Search the data for "товаров". Each line containing it is to be copied.

Entries taken from a collection:
= Beginning of Section =

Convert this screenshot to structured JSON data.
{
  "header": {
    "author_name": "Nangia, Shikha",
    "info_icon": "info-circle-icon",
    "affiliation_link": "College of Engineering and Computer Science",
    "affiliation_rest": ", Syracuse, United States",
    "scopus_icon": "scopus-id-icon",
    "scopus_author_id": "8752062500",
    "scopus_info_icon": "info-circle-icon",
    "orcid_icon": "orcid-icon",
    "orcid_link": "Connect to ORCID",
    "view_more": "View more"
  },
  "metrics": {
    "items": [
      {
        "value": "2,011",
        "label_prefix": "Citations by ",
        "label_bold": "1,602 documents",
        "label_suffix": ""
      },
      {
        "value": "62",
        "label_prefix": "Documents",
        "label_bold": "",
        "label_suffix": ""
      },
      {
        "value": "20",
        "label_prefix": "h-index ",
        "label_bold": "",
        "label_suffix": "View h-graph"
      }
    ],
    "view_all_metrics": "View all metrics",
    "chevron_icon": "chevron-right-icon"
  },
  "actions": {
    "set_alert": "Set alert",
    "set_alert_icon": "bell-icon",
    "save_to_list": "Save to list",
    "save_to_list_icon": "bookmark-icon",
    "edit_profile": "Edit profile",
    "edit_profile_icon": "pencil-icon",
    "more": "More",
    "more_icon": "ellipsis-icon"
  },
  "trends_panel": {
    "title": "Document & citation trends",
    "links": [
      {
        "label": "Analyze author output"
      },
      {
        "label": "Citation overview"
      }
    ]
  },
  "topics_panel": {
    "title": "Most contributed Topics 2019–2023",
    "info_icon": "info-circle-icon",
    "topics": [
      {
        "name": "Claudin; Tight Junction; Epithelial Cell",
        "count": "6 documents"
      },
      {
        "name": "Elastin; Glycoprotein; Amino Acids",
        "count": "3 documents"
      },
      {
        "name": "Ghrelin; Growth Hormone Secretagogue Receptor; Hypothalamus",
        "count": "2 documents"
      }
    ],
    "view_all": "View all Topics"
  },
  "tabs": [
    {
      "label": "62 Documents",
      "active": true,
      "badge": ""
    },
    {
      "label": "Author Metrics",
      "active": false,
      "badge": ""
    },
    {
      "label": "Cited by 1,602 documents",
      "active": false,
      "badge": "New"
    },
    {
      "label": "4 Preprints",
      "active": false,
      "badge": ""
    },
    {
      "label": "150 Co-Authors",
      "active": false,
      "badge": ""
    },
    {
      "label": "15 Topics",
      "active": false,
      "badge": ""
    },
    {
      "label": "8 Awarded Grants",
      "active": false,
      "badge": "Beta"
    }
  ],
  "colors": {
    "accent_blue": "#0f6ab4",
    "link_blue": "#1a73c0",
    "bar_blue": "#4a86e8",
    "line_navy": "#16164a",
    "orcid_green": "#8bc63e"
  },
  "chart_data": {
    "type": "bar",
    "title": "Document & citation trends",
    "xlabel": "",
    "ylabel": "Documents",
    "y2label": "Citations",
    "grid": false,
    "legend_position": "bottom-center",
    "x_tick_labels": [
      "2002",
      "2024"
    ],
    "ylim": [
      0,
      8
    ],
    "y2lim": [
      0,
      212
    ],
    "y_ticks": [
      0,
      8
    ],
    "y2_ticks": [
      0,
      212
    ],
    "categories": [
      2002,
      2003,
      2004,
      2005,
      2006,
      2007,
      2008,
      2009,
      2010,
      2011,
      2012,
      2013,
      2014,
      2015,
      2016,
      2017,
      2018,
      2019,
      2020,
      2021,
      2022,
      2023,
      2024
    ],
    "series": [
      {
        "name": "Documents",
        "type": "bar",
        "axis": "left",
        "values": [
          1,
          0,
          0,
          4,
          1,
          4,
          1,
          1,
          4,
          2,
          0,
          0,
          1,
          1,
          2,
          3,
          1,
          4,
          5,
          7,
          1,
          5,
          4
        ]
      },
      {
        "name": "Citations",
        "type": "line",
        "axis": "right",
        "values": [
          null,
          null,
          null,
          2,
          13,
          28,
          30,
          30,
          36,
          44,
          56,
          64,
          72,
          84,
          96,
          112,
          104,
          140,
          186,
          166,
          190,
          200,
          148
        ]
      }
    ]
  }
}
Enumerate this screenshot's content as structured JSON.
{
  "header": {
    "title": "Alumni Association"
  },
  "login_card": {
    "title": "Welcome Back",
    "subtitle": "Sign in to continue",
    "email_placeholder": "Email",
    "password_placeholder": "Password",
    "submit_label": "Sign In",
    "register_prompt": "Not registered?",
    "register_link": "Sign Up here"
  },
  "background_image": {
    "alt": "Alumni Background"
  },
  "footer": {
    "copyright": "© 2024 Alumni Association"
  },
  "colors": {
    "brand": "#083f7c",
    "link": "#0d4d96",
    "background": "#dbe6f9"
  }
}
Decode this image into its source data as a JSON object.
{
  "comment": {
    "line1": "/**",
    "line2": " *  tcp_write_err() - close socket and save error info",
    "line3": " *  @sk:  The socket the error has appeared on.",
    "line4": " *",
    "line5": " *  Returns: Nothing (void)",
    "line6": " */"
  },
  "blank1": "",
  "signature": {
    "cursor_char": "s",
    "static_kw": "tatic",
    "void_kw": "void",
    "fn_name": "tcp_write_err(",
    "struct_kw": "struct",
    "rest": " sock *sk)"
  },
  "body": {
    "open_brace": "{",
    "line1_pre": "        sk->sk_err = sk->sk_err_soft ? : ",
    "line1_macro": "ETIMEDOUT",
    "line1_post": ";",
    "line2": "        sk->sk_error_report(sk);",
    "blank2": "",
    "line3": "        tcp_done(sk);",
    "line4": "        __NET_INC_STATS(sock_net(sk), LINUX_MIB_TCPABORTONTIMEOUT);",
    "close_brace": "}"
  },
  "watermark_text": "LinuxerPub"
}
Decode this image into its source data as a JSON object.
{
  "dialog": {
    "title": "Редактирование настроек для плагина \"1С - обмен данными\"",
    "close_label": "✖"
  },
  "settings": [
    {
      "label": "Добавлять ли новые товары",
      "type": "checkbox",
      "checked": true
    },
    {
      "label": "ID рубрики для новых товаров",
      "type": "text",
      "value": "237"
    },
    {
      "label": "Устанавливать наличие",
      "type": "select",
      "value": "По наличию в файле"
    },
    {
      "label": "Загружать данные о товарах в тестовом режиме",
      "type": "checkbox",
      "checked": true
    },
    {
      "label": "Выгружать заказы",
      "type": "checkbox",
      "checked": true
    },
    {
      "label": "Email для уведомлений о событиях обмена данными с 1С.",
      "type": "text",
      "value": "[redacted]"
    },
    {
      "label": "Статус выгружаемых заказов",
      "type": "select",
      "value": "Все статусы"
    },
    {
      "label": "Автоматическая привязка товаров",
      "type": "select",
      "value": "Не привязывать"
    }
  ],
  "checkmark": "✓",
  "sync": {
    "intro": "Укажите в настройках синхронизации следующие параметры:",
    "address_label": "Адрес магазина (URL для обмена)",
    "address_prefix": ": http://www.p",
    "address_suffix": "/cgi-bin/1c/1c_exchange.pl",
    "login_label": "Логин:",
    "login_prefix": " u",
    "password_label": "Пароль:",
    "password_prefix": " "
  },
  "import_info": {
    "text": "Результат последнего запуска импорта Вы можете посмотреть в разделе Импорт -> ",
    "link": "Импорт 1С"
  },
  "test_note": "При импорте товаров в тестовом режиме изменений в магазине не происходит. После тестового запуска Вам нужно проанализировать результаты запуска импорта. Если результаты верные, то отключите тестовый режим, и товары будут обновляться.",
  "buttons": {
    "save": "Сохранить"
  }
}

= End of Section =

## Response
      "label": "ID рубрики для новых товаров",
      "label": "Автоматическая привязка товаров",
  "test_note": "При импорте товаров в тестовом режиме изменений в магазине не происходит. После тестового запуска Вам нужно проанализировать результаты запуска импорта. Если результаты верные, то отключите тестовый режим, и товары будут обновляться.",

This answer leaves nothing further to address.